  results[i,3] <- maxEr

Results of analysis (measurements in feet)

##               MAE Error_SD   MAX
## dem10Smple  2.498    2.009 16.06
## dem30Smple  6.045    4.323 66.20
## srtmSmple  10.728   11.175 80.61

Plot for histogram of sample errors (in feet)

ggplot(errors, aes(x = data_source, y = error, group = data_source)) +

plot of chunk unnamed-chunk-10


The Google data is better than I had expected. Some info on the web suggested it was all SRTM 90m; mainly because it has worldwide coverage and is at a resolution that is easy to deal with storage and retrieval. These results (for this small study area) show that the Google API data is closer to the higher resolution 1/3rd arc Second (~10 meter) DEM; that is encouraging. Initially I tweeted that the Google API data had a 54 feet MAE compared to a LiDAR derived DEM. I believe this was an overestimated MAE due to a projection error with the LiDAR DEM (wholly my fault). I did not reuse the LiDAR data (1 meter horizontal resolution) here because I have not fixed the projection error and it would take approximately 9 tiles (~450 Mb total) to get the same coverage as the 7.5" 10 and 30m DEMs. I will compare the LiDAR data when time allows.

It is likely the Google, being Google, pulls the best locally available data source and uses it in there API. I am sure the brains there have ways of dealing with the elevated data overheard of higher resolution data. In the end, I would likely use the Google API data for when elevation is not a critical component; but would run a quick check like this first to estimate the error.

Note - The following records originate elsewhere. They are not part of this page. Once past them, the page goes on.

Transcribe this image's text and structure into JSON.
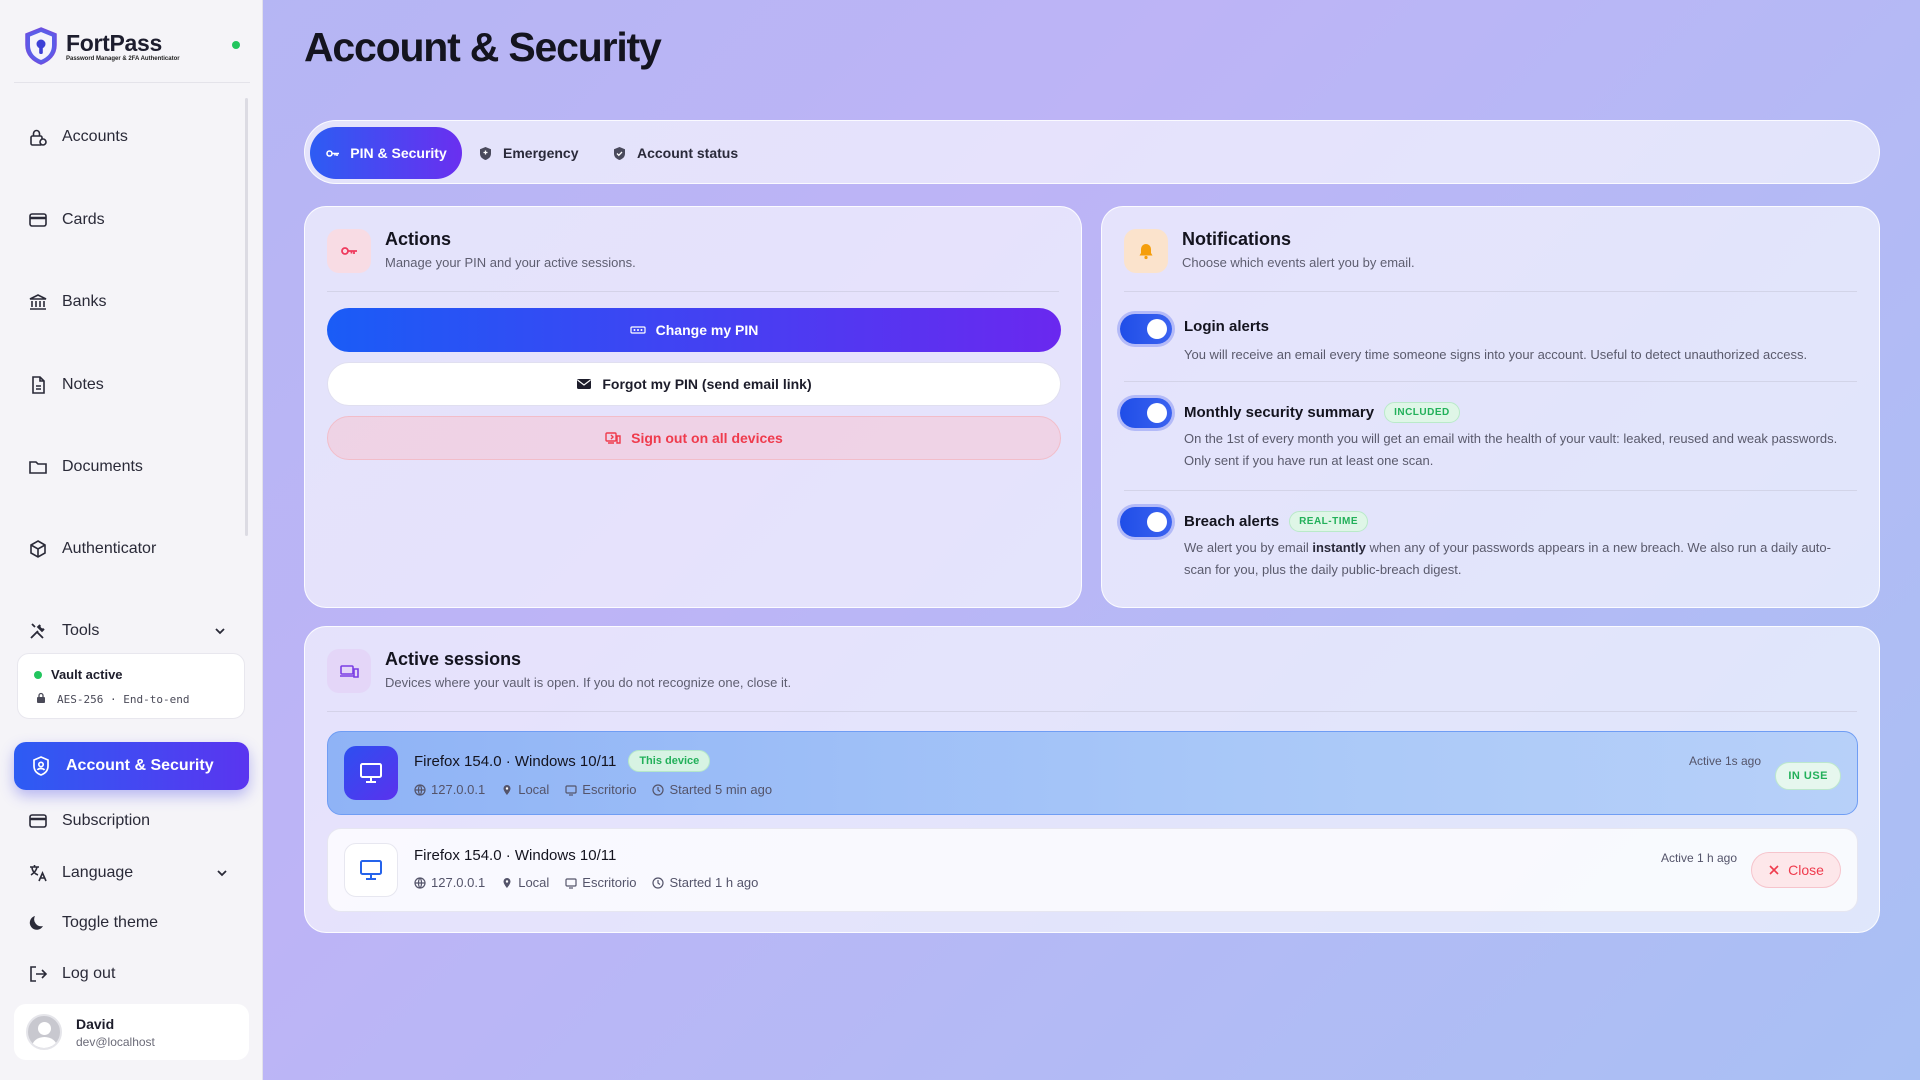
{
  "app": {
    "name": "FortPass",
    "tagline": "Password Manager & 2FA Authenticator"
  },
  "sidebar": {
    "items": [
      {
        "label": "Accounts",
        "icon": "lock-user-icon"
      },
      {
        "label": "Cards",
        "icon": "credit-card-icon"
      },
      {
        "label": "Banks",
        "icon": "bank-icon"
      },
      {
        "label": "Notes",
        "icon": "note-icon"
      },
      {
        "label": "Documents",
        "icon": "folder-icon"
      },
      {
        "label": "Authenticator",
        "icon": "cube-icon"
      },
      {
        "label": "Tools",
        "icon": "tools-icon"
      }
    ],
    "vault": {
      "title": "Vault active",
      "meta": "AES-256 · End-to-end"
    },
    "active_item": "Account & Security",
    "bottom_items": [
      {
        "label": "Subscription",
        "icon": "card-icon"
      },
      {
        "label": "Language",
        "icon": "translate-icon"
      },
      {
        "label": "Toggle theme",
        "icon": "moon-icon"
      },
      {
        "label": "Log out",
        "icon": "logout-icon"
      }
    ],
    "user": {
      "name": "David",
      "email": "dev@localhost"
    }
  },
  "page": {
    "title": "Account & Security"
  },
  "tabs": [
    {
      "label": "PIN & Security",
      "active": true
    },
    {
      "label": "Emergency",
      "active": false
    },
    {
      "label": "Account status",
      "active": false
    }
  ],
  "actions": {
    "title": "Actions",
    "subtitle": "Manage your PIN and your active sessions.",
    "change_pin": "Change my PIN",
    "forgot_pin": "Forgot my PIN (send email link)",
    "sign_out_all": "Sign out on all devices"
  },
  "notifications": {
    "title": "Notifications",
    "subtitle": "Choose which events alert you by email.",
    "items": [
      {
        "title": "Login alerts",
        "badge": "",
        "desc": "You will receive an email every time someone signs into your account. Useful to detect unauthorized access.",
        "enabled": true
      },
      {
        "title": "Monthly security summary",
        "badge": "INCLUDED",
        "desc": "On the 1st of every month you will get an email with the health of your vault: leaked, reused and weak passwords. Only sent if you have run at least one scan.",
        "enabled": true
      },
      {
        "title": "Breach alerts",
        "badge": "REAL-TIME",
        "desc_pre": "We alert you by email ",
        "desc_bold": "instantly",
        "desc_post": " when any of your passwords appears in a new breach. We also run a daily auto-scan for you, plus the daily public-breach digest.",
        "enabled": true
      }
    ]
  },
  "sessions": {
    "title": "Active sessions",
    "subtitle": "Devices where your vault is open. If you do not recognize one, close it.",
    "items": [
      {
        "device": "Firefox 154.0 · Windows 10/11",
        "this_device": "This device",
        "ip": "127.0.0.1",
        "location": "Local",
        "type": "Escritorio",
        "started": "Started 5 min ago",
        "active": "Active 1s ago",
        "status": "IN USE"
      },
      {
        "device": "Firefox 154.0 · Windows 10/11",
        "ip": "127.0.0.1",
        "location": "Local",
        "type": "Escritorio",
        "started": "Started 1 h ago",
        "active": "Active 1 h ago",
        "action": "Close"
      }
    ]
  },
  "colors": {
    "accent": "#2d5cf3",
    "accent2": "#6a28ef",
    "danger": "#ef3b4d",
    "success": "#22c55e"
  }
}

If you see any big holes in this analysis, please contact mr.ecos (at)